Four terminals at Los Angeles International Airport (search) were shut down for more than three hours Saturday after a passenger bypassed security at one terminal and two flashlight batteries exploded during screening at another, authorities said.

The incidents, about a half-hour apart, were apparently unrelated and there was no link to terrorism, according to the federal Transportation Security Administration (search). Thousands of Labor Day weekend travelers were evacuated from the terminals.

The airport's main road, the Tom Bradley International Terminal and terminals 6, 7 and 8 were reopened around noon.

The scare at the international terminal came when batteries in a plastic flashlight inside checked luggage exploded as the bag was being hand-searched by a TSA worker, TSA spokeswoman Amy Von Walter said. She said the small but loud blast appeared to have been caused by old batteries.

The TSA worker suffered swollen hands and was taken to a hospital. Several other people complained of ringing in their ears.

The passenger whose bag was being screened at the time is a Japanese citizen who planned to take a flight to Tokyo, said Police Chief William Bratton. He was questioned by police and the FBI (search) before being released. The FBI also interviewed other nearby travelers. The flashlight in his bag disintegrated when the two C batteries inside exploded, Bratton said.

About half an hour earlier, security workers spotted a passenger bypassing security at United Airlines' Terminal 8 by running up a down escalator, TSA spokeswoman Jennifer Marty said. Security officials ordered the evacuation of the terminal and two connected terminals in order to re-screen passengers.

After about 40 minutes, security officials gave up searching for the passenger, who had gotten off a plane and went back into a secure area, said Larry Fetters, the airport's TSA security director.

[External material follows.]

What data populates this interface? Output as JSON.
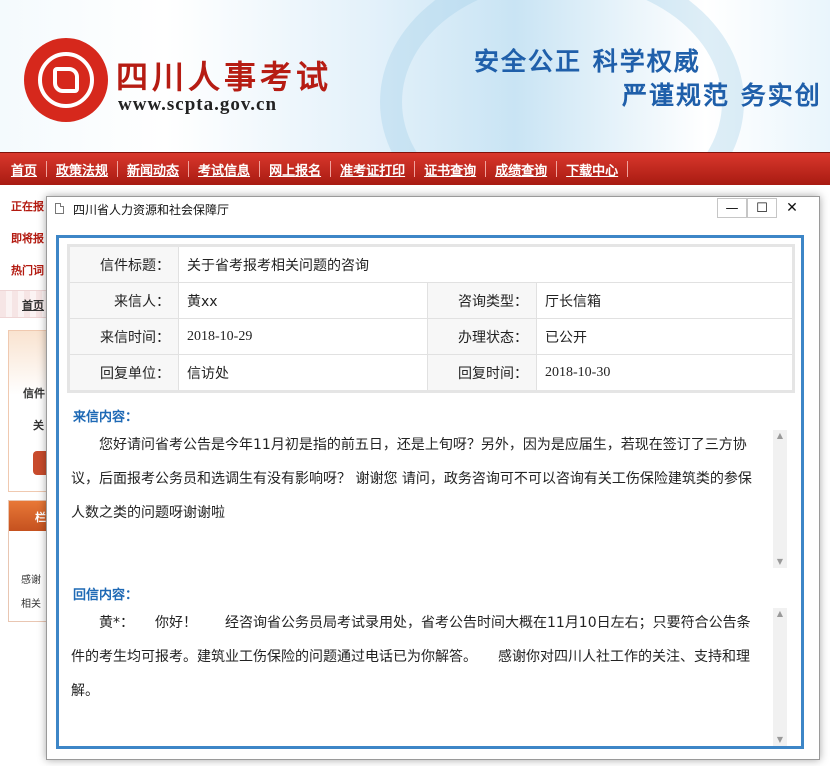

"He probably remembered that he forgot his sunglasses in the area and went back to get it," said Fetters, adding that such incidents were not unusual nationwide.

About 220 flights out of 1,800 were delayed because of the security concerns, said Hal Jackson, an airport spokesman.

About 125,000 passengers normally pass through the airport on a busy travel day like Saturday, said Kim Day, acting executive director of Los Angeles World Airports.

"I'm not upset that we have to wait. It's better to err on the side of safety," said Katie Rao of Los Angeles, who played a card game with her husband as they waited for a delayed flight to Chicago.

Authorities are especially wary of terrorism at Los Angeles International Airport, among the world's busiest. It has twice been targeted for attacks -- a foiled bomb plot planned for around New Year's Day 2000, and a shooting at a check-in counter that left three dead on July 4, 2002.